In planning terms, design excellence is often satisfied by running a process such as a design competition before planning approval is granted. This works very well to lift the quality of proposals but, in our experience, it needs to be followed up with regular checks to ensure the aspects of the successful design that are integral to achieving that extra high level of design quality don’t get eroded away through cost cuts and the like. We call this “design integrity” and it’s becoming a standard way to help ensure the built project remains consistent in quality with earlier designs.
What role does sustainability have in design excellence?
In our view, a project must be ambitious in terms of sustainability to earn the title of “design excellence”. You can’t have business-as-usual environmental performance and claim to be the best.
Can you run us through the competitive design process/design competition that we have in NSW? What are the benefits of having a competitive process?
There are a range of competition types in NSW. The best known is the City of Sydney’s competition process. This has been running for more than 15 years now and has markedly improved the quality of projects, particularly apartment buildings. But, there are many others.
The NSW Government has design competition guidelines. GANSW is in the process of revising these to provide clearer guidance to teams and proponents to ensure competitions are run well and fairly. And many other local government areas regularly run competitions to their own or the State Government’s guidelines, notably City of Parramatta. There are also non-statutory competitions run by the private and public sector. These can include ideas competitions.
We all understand that competition lifts the game in sport and business – it does the same in design – which is why design competitions and design excellence so often go hand in hand. Design competitions are the only real means to demonstrate that you have not just a good option, but the best one, by providing a unique opportunity to comparatively evaluate a range of design responses to the same brief.

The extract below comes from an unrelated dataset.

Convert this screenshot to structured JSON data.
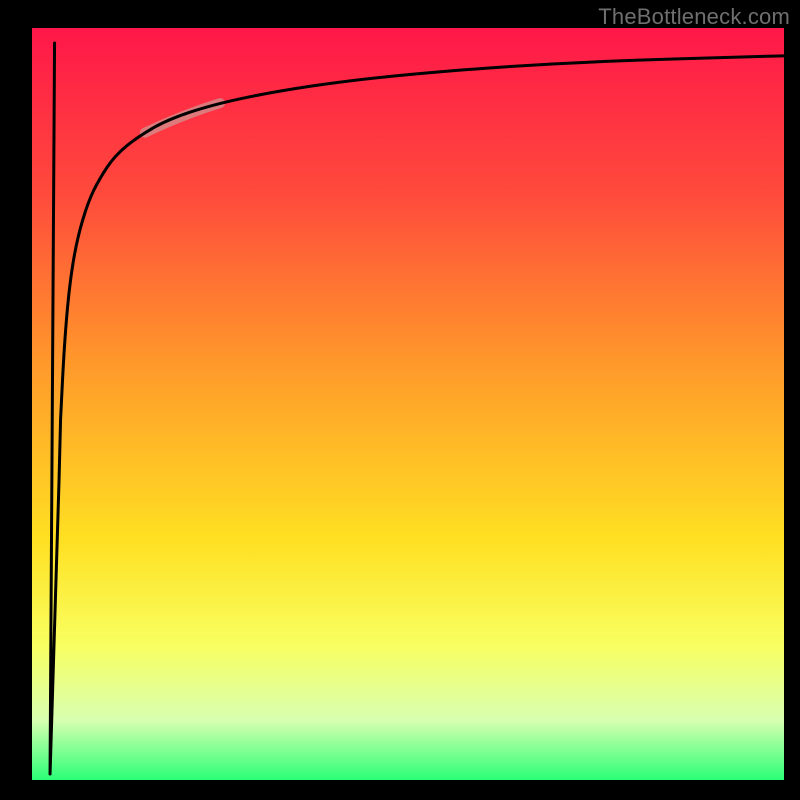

Can you run us through Better Placed?
GANSW’s Better Placed is an integrated design policy for the built environment of NSW. It outlines what the NSW government means by Good Design and establishes a baseline of what is expected to be achieved in terms of good design process and outcomes for all projects in NSW. It provides a definition for a well-designed environment and provides seven simple objectives to consider in the design of our built environment to ensure it will be healthy, responsive, integrated, equitable and resilient. It establishes a shared language to talk about and consider good design and better places.
We are delighted the policy now has the backing of legislation with the inclusion of a new object in the Environmental Planning and Assessment Act to “promote good design and amenity”. We see Better Placed as more than a policy. We see it as an ongoing campaign to grow a culture of good design and establish champions for better places.
What's the state of policies that relate to Design Excellence in NSW, but also across Australia? How do the states stand up against each other across the country?
NSW is relatively advanced compared to other states in terms of design excellence, especially as it relates to design competitions. Through the City of Sydney Council’s competitions policy and, more recently, that of City of Parramatta Council, we now have an industry culture that understands and can see value in competitive processes.
Reach out with some great examples of design excellence in Sydney, and let us know if there’s anything happening interstate, or even overseas, that you think we could learn from here. As Olivia said, it’s important for public art to be developed alongside a project from the early stages. So if you have a project about to bloom, get in touch sooner rather than later, we’d be happy to help.